Liaquat Ali Khan then PM who moved the resolution on March 7, 1949 in the constituent assembly introduced it as “embodying the main principles on which the Constitution of Pakistan is to be based.” In the same address before the assembly he said “I consider this to be the most important occasion in the life of this country, next in the importance only to the achievement of independence, because by achieving independence we only won an opportunity of building up a country and its polity in accordance with our ideals.” He further said that “we, the people of Pakistan, have the courage to believe firmly that all authority should be exercised in accordance with the standards laid down in Islam so that it may not be misused.”
Limits prescribed by Him?
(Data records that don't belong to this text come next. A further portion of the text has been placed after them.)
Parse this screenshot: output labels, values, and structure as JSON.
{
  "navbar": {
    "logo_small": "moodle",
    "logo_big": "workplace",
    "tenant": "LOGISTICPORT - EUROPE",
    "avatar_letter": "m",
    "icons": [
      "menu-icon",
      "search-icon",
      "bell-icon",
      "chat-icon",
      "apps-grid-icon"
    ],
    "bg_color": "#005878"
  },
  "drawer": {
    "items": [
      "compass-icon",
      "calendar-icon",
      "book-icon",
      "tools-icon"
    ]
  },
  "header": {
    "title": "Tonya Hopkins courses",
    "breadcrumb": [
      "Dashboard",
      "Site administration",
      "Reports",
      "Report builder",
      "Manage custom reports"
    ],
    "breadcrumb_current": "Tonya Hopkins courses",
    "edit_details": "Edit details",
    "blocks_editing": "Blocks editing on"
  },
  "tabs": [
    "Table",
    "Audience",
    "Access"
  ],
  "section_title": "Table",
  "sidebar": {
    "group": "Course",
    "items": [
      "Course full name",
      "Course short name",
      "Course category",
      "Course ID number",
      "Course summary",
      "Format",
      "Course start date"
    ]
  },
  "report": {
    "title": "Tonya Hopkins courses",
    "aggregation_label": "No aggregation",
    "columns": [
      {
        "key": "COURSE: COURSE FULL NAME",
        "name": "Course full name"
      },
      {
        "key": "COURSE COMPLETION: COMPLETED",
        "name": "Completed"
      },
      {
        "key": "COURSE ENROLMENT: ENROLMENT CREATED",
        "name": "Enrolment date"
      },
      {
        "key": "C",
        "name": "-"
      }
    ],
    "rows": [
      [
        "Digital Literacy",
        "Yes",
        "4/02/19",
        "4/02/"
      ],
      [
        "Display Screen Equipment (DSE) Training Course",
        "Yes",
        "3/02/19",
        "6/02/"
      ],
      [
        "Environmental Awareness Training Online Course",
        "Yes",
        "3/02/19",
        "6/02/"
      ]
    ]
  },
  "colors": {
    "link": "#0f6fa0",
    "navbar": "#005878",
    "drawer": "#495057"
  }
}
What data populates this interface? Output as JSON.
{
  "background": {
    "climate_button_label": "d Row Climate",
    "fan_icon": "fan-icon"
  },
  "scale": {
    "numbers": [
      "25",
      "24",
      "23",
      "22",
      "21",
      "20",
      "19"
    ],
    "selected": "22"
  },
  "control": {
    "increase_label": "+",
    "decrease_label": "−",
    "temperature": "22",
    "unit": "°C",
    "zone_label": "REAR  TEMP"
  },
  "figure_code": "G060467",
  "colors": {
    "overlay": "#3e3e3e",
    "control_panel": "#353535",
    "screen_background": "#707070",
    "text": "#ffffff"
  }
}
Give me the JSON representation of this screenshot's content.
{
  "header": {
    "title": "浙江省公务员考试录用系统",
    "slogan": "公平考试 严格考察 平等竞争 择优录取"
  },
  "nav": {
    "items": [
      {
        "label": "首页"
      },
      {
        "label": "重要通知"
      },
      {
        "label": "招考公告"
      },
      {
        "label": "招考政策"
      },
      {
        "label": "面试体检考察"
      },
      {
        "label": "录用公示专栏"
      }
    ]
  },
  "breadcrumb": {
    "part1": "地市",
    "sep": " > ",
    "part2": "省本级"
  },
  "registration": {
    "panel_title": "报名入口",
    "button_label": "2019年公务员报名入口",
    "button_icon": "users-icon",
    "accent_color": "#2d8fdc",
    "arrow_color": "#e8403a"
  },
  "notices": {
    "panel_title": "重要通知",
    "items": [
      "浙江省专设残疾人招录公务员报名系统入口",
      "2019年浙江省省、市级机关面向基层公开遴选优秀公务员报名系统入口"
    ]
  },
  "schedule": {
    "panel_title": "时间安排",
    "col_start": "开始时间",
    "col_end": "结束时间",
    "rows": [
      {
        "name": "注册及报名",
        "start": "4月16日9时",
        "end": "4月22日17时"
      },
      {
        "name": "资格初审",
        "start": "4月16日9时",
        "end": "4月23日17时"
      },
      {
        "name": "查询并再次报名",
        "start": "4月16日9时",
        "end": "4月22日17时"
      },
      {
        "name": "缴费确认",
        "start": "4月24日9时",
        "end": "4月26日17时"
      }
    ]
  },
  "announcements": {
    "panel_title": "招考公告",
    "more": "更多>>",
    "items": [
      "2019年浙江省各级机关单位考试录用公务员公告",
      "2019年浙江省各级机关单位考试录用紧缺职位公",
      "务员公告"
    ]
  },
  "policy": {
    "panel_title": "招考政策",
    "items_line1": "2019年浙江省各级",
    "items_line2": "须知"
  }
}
Chandra Chattopadyaya, a member of Pakistan National Congress in the Constituent Assembly, said that so long as we had an idea that the constitution would be based on principles of equality, democracy and social justice. We thought that religion and constitution would not be mixed up as declared by Muhammad Ali Jinnah on the floor of this house. Criticizing the objectives resolution he asked that “what are the limits prescribed by Him within which the state is to exercise the authority, who will interpret them? ….One day a Louis XIV may come and say “I am the state, appointed by the Almighty.”
Recipient of Allah’s authority
The Objectives Resolution of 1949 had talked of Allah Almighty having delegated His authority to the state. Professor Raj Kumar Chakravarty, a member of the Pakistan National Congress party which was largely based in East Pakistan, suggested that the delegate of God’s authority should be the people and not the state. He argued that “First come people and then the state… a state is formed by the people, guided by the people and controlled by the people.” The professor took exception to the text of the Objectives Resolution as it meant that “once a state comes into existence it becomes all-in-all; it is supreme, quite supreme over the people…” He argued that the state had to be responsive to the public opinion and to the public demand but the resolution implied that the state need not meet these criteria.
The resolution was rejected by only one Muslim member of the House, Mian Muhammad Iftikharuddin. To him, the resolution was ambiguous, and many of the phrases employed in it had no meaning. He went on to say that such a resolution should not be only the work of Muslim League members in the assembly. It was supposed to be the voice of Pakistan’s seventy million citizens.
Dr. Qureshi an academic form from East Bengal, defending the resolution vis-à-vis the concerns raised, gave an unusual definition of “secular,” claiming that everything that is not theocratic is secular. Dr. Qureshi echoed the Prime Minister’s position, claiming that because Islam does not allow for organised clergy, the democracy envisioned by this resolution is secular by definition.
Maulana Shabbir Ahmad Osmani, a religious scholar from East Bengal, also stated his support for the Resolution, saying that Islam has never accepted view that religion is a private matter between man and his creator and as such has no bearing upon the social or political relations of human beings. He further said that determining what kind of state Pakistan would be required defining its relationship with the Lord of the Universe….He also assured that protection of minorities was a duty imposed upon Muslims by God.
After five days of debate the resolution was adopted by the assembly on March 12, 1949. None of the seventeen amendments proposed by the non-Muslims was accepted by the Constituent Assembly.
Give your valuable feedback about this post in the comment section below, please.